Finally, the Biden administration should level with Congress regarding the limitations and dangers posed by an over-the-horizon counterterrorism strategy, including the increased risk for civilian deaths from drone strikes or airstrikes. There is simply no substitute for on-ground intelligence and interdiction, yet our capability to hit targets from half-a-world away is like a Lamborghini with no brakes. Too many innocent lives have been lost and traumas inflicted by presidents so easily seduced by the politically correct way of killing. The civilian casualty rates for remote strikes make it clear that this option, while “low risk and low cost” for a U.S. president politically, is anything but for the non-combatants who disproportionately suffer without reparations or acknowledgement from the U.S. government.

The problems in Afghanistan will not be solved easily or quickly. The humanitarian crisis and the violence are only in the early stages. It will get worse without action. We need friends in the field. Without our help, our Afghan friends will die, or will suffer further violation and oppression. The Biden administration must expand the doctrine of “prevent bad stuff” to a doctrine of moral and strategic clarity. 
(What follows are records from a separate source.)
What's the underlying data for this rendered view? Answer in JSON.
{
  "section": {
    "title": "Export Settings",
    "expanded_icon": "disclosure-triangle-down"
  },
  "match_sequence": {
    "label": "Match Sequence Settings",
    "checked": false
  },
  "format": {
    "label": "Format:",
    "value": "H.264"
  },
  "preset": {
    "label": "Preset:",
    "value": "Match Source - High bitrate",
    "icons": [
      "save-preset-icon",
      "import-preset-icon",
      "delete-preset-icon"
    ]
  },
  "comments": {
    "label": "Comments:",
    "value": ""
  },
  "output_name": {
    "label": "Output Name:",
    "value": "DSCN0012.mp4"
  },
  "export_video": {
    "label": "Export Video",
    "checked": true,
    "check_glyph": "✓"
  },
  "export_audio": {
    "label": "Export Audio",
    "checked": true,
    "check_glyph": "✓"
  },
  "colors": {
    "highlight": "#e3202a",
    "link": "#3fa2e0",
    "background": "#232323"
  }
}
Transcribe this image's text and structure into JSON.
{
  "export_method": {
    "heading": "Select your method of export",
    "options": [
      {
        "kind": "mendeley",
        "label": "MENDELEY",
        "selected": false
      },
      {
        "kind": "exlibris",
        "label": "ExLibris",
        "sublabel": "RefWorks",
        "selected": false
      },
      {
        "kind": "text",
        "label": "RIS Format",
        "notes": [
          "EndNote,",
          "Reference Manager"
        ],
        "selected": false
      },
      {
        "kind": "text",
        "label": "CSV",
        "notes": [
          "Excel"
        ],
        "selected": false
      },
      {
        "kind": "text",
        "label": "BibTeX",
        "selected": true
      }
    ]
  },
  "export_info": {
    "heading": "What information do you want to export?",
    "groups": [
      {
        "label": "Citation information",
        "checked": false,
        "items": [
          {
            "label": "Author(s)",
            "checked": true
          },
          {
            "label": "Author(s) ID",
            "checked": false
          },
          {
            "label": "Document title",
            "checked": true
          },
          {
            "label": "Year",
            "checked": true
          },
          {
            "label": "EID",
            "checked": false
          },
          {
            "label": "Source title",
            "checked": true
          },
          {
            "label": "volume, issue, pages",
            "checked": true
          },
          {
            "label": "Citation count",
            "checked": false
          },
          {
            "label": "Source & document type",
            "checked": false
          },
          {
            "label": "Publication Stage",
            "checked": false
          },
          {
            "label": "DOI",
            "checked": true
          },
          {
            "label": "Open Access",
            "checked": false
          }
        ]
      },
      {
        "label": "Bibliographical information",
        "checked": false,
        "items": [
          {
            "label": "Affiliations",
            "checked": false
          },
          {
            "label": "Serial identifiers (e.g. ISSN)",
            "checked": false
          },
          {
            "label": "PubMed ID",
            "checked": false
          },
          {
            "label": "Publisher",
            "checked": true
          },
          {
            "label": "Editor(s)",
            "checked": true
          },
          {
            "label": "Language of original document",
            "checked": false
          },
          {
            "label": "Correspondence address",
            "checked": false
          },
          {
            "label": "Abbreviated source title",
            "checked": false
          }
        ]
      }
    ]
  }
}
The best way to further American interests is to hurt our enemies and help our friends, but if our definition of “friend” includes only largely white Western nations or partners who smirk at our values, pocket our cash and proceed to oppress their own people, then our interests are small, our standing is diminished, and our defeat is deserved.

Clay D. Hanna is a business executive and major with the Virginia Army National Guard. He was an Army fire direction officer and platoon leader in Iraq while active duty from 2003-2008, and an African Capacity for Peace Operations trainer for the State Department in 2009. Follow him on Twitter @clay_hanna.